__The task__
Below are the records; reproduce all of them exactly but without any images.

__Given entries__
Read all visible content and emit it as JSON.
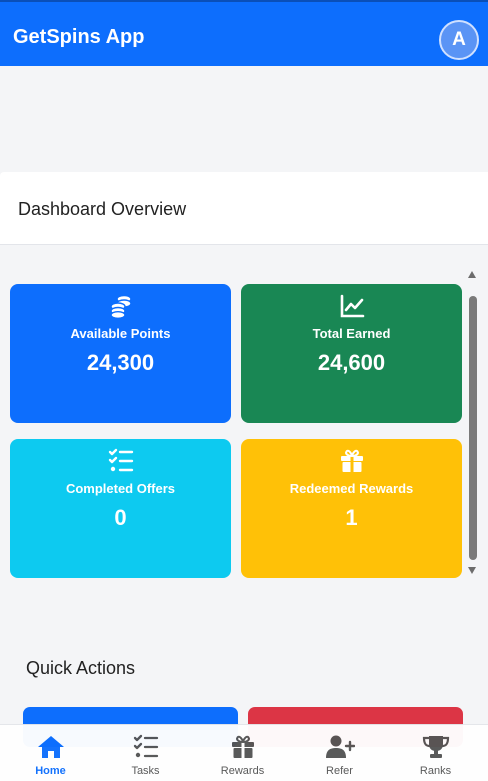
{
  "app": {
    "title": "GetSpins App",
    "avatar_initial": "A"
  },
  "overview": {
    "title": "Dashboard Overview"
  },
  "stats": [
    {
      "label": "Available Points",
      "value": "24,300",
      "icon": "coins-icon",
      "color": "#0d6efd"
    },
    {
      "label": "Total Earned",
      "value": "24,600",
      "icon": "chart-line-icon",
      "color": "#198754"
    },
    {
      "label": "Completed Offers",
      "value": "0",
      "icon": "list-check-icon",
      "color": "#0dcaf0"
    },
    {
      "label": "Redeemed Rewards",
      "value": "1",
      "icon": "gift-icon",
      "color": "#ffc107"
    }
  ],
  "quick_actions": {
    "title": "Quick Actions",
    "buttons": [
      {
        "color": "#0d6efd"
      },
      {
        "color": "#dc3545"
      }
    ]
  },
  "nav": {
    "active": "Home",
    "items": [
      {
        "label": "Home",
        "icon": "home-icon"
      },
      {
        "label": "Tasks",
        "icon": "tasks-icon"
      },
      {
        "label": "Rewards",
        "icon": "gift-icon"
      },
      {
        "label": "Refer",
        "icon": "user-plus-icon"
      },
      {
        "label": "Ranks",
        "icon": "trophy-icon"
      }
    ]
  },
  "colors": {
    "primary": "#0d6efd",
    "nav_inactive": "#555555"
  }
}
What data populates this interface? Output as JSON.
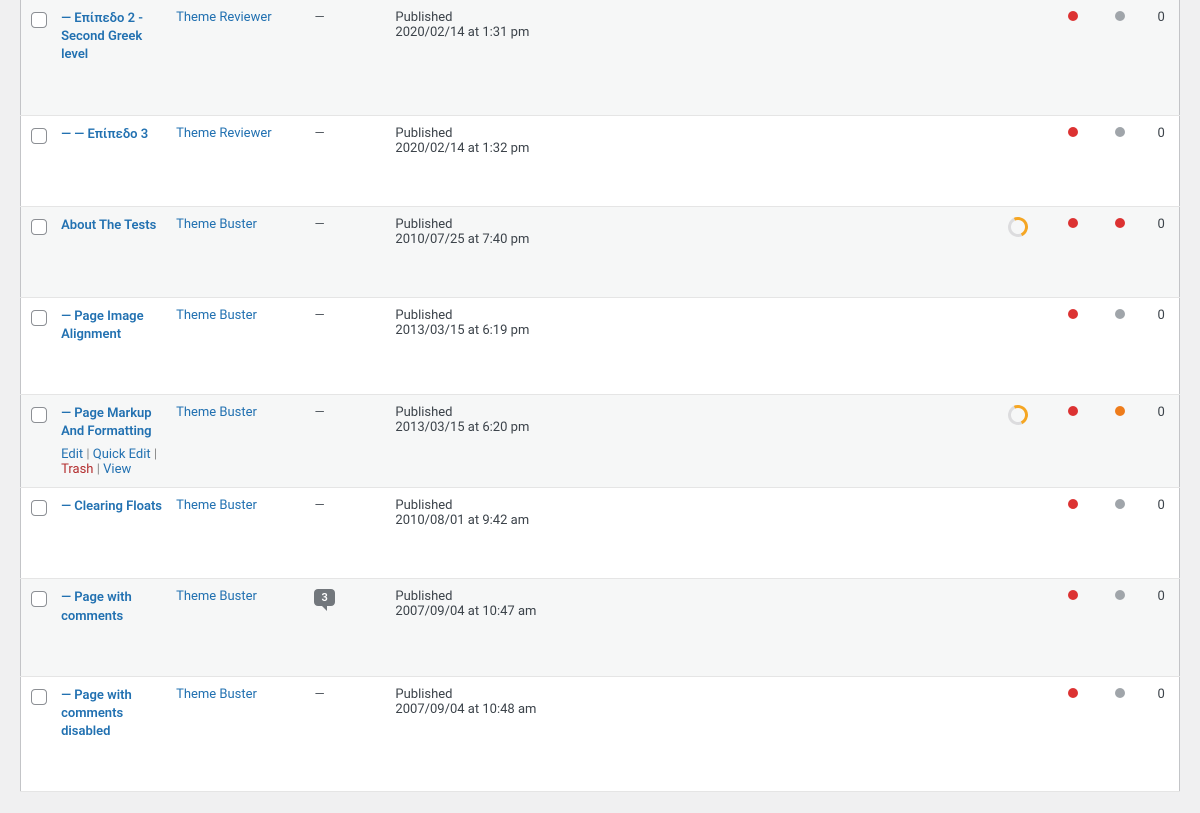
{
  "actions": {
    "edit": "Edit",
    "quick_edit": "Quick Edit",
    "trash": "Trash",
    "view": "View"
  },
  "rows": [
    {
      "alt": true,
      "title": "— Επίπεδο 2 - Second Greek level",
      "author": "Theme Reviewer",
      "comments": "—",
      "status": "Published",
      "date": "2020/02/14 at 1:31 pm",
      "seo_ring": false,
      "seo_b": "red",
      "seo_c": "grey",
      "links": "0",
      "show_actions": false
    },
    {
      "alt": false,
      "title": "— — Επίπεδο 3",
      "author": "Theme Reviewer",
      "comments": "—",
      "status": "Published",
      "date": "2020/02/14 at 1:32 pm",
      "seo_ring": false,
      "seo_b": "red",
      "seo_c": "grey",
      "links": "0",
      "show_actions": false
    },
    {
      "alt": true,
      "title": "About The Tests",
      "author": "Theme Buster",
      "comments": "—",
      "status": "Published",
      "date": "2010/07/25 at 7:40 pm",
      "seo_ring": true,
      "seo_b": "red",
      "seo_c": "red",
      "links": "0",
      "show_actions": false
    },
    {
      "alt": false,
      "title": "— Page Image Alignment",
      "author": "Theme Buster",
      "comments": "—",
      "status": "Published",
      "date": "2013/03/15 at 6:19 pm",
      "seo_ring": false,
      "seo_b": "red",
      "seo_c": "grey",
      "links": "0",
      "show_actions": false
    },
    {
      "alt": true,
      "title": "— Page Markup And Formatting",
      "author": "Theme Buster",
      "comments": "—",
      "status": "Published",
      "date": "2013/03/15 at 6:20 pm",
      "seo_ring": true,
      "seo_b": "red",
      "seo_c": "orange",
      "links": "0",
      "show_actions": true
    },
    {
      "alt": false,
      "title": "— Clearing Floats",
      "author": "Theme Buster",
      "comments": "—",
      "status": "Published",
      "date": "2010/08/01 at 9:42 am",
      "seo_ring": false,
      "seo_b": "red",
      "seo_c": "grey",
      "links": "0",
      "show_actions": false
    },
    {
      "alt": true,
      "title": "— Page with comments",
      "author": "Theme Buster",
      "comments": "3",
      "status": "Published",
      "date": "2007/09/04 at 10:47 am",
      "seo_ring": false,
      "seo_b": "red",
      "seo_c": "grey",
      "links": "0",
      "show_actions": false
    },
    {
      "alt": false,
      "title": "— Page with comments disabled",
      "author": "Theme Buster",
      "comments": "—",
      "status": "Published",
      "date": "2007/09/04 at 10:48 am",
      "seo_ring": false,
      "seo_b": "red",
      "seo_c": "grey",
      "links": "0",
      "show_actions": false
    }
  ]
}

__Problem solution__
Read all visible content and emit it as JSON.
{
  "app": {
    "title": "GetSpins App",
    "avatar_initial": "A"
  },
  "overview": {
    "title": "Dashboard Overview"
  },
  "stats": [
    {
      "label": "Available Points",
      "value": "24,300",
      "icon": "coins-icon",
      "color": "#0d6efd"
    },
    {
      "label": "Total Earned",
      "value": "24,600",
      "icon": "chart-line-icon",
      "color": "#198754"
    },
    {
      "label": "Completed Offers",
      "value": "0",
      "icon": "list-check-icon",
      "color": "#0dcaf0"
    },
    {
      "label": "Redeemed Rewards",
      "value": "1",
      "icon": "gift-icon",
      "color": "#ffc107"
    }
  ],
  "quick_actions": {
    "title": "Quick Actions",
    "buttons": [
      {
        "color": "#0d6efd"
      },
      {
        "color": "#dc3545"
      }
    ]
  },
  "nav": {
    "active": "Home",
    "items": [
      {
        "label": "Home",
        "icon": "home-icon"
      },
      {
        "label": "Tasks",
        "icon": "tasks-icon"
      },
      {
        "label": "Rewards",
        "icon": "gift-icon"
      },
      {
        "label": "Refer",
        "icon": "user-plus-icon"
      },
      {
        "label": "Ranks",
        "icon": "trophy-icon"
      }
    ]
  },
  "colors": {
    "primary": "#0d6efd",
    "nav_inactive": "#555555"
  }
}
What data populates this interface? Output as JSON.
{
  "actions": {
    "edit": "Edit",
    "quick_edit": "Quick Edit",
    "trash": "Trash",
    "view": "View"
  },
  "rows": [
    {
      "alt": true,
      "title": "— Επίπεδο 2 - Second Greek level",
      "author": "Theme Reviewer",
      "comments": "—",
      "status": "Published",
      "date": "2020/02/14 at 1:31 pm",
      "seo_ring": false,
      "seo_b": "red",
      "seo_c": "grey",
      "links": "0",
      "show_actions": false
    },
    {
      "alt": false,
      "title": "— — Επίπεδο 3",
      "author": "Theme Reviewer",
      "comments": "—",
      "status": "Published",
      "date": "2020/02/14 at 1:32 pm",
      "seo_ring": false,
      "seo_b": "red",
      "seo_c": "grey",
      "links": "0",
      "show_actions": false
    },
    {
      "alt": true,
      "title": "About The Tests",
      "author": "Theme Buster",
      "comments": "—",
      "status": "Published",
      "date": "2010/07/25 at 7:40 pm",
      "seo_ring": true,
      "seo_b": "red",
      "seo_c": "red",
      "links": "0",
      "show_actions": false
    },
    {
      "alt": false,
      "title": "— Page Image Alignment",
      "author": "Theme Buster",
      "comments": "—",
      "status": "Published",
      "date": "2013/03/15 at 6:19 pm",
      "seo_ring": false,
      "seo_b": "red",
      "seo_c": "grey",
      "links": "0",
      "show_actions": false
    },
    {
      "alt": true,
      "title": "— Page Markup And Formatting",
      "author": "Theme Buster",
      "comments": "—",
      "status": "Published",
      "date": "2013/03/15 at 6:20 pm",
      "seo_ring": true,
      "seo_b": "red",
      "seo_c": "orange",
      "links": "0",
      "show_actions": true
    },
    {
      "alt": false,
      "title": "— Clearing Floats",
      "author": "Theme Buster",
      "comments": "—",
      "status": "Published",
      "date": "2010/08/01 at 9:42 am",
      "seo_ring": false,
      "seo_b": "red",
      "seo_c": "grey",
      "links": "0",
      "show_actions": false
    },
    {
      "alt": true,
      "title": "— Page with comments",
      "author": "Theme Buster",
      "comments": "3",
      "status": "Published",
      "date": "2007/09/04 at 10:47 am",
      "seo_ring": false,
      "seo_b": "red",
      "seo_c": "grey",
      "links": "0",
      "show_actions": false
    },
    {
      "alt": false,
      "title": "— Page with comments disabled",
      "author": "Theme Buster",
      "comments": "—",
      "status": "Published",
      "date": "2007/09/04 at 10:48 am",
      "seo_ring": false,
      "seo_b": "red",
      "seo_c": "grey",
      "links": "0",
      "show_actions": false
    }
  ]
}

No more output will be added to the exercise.